What is being asked: Omit every picture while you reproduce the entries that follow word for word.

Dataset content:

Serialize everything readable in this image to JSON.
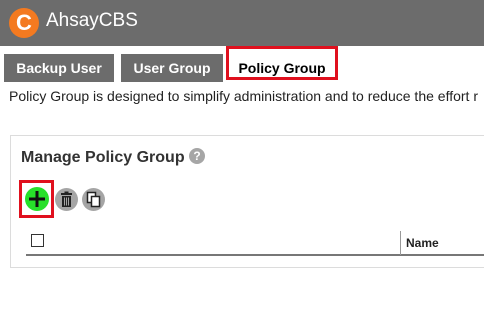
{
  "app": {
    "logo_letter": "C",
    "name": "AhsayCBS",
    "brand_color": "#f47a20"
  },
  "tabs": [
    {
      "label": "Backup User",
      "active": false
    },
    {
      "label": "User Group",
      "active": false
    },
    {
      "label": "Policy Group",
      "active": true
    }
  ],
  "description": "Policy Group is designed to simplify administration and to reduce the effort r",
  "panel": {
    "title": "Manage Policy Group",
    "help_icon_text": "?",
    "toolbar": {
      "add_icon": "plus-icon",
      "delete_icon": "trash-icon",
      "copy_icon": "copy-icon"
    },
    "table": {
      "columns": [
        "Name"
      ]
    }
  },
  "highlight_color": "#e0101e"
}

Problem solution:
Serialize everything readable in this image to JSON.
{
  "app": {
    "logo_letter": "C",
    "name": "AhsayCBS",
    "brand_color": "#f47a20"
  },
  "tabs": [
    {
      "label": "Backup User",
      "active": false
    },
    {
      "label": "User Group",
      "active": false
    },
    {
      "label": "Policy Group",
      "active": true
    }
  ],
  "description": "Policy Group is designed to simplify administration and to reduce the effort r",
  "panel": {
    "title": "Manage Policy Group",
    "help_icon_text": "?",
    "toolbar": {
      "add_icon": "plus-icon",
      "delete_icon": "trash-icon",
      "copy_icon": "copy-icon"
    },
    "table": {
      "columns": [
        "Name"
      ]
    }
  },
  "highlight_color": "#e0101e"
}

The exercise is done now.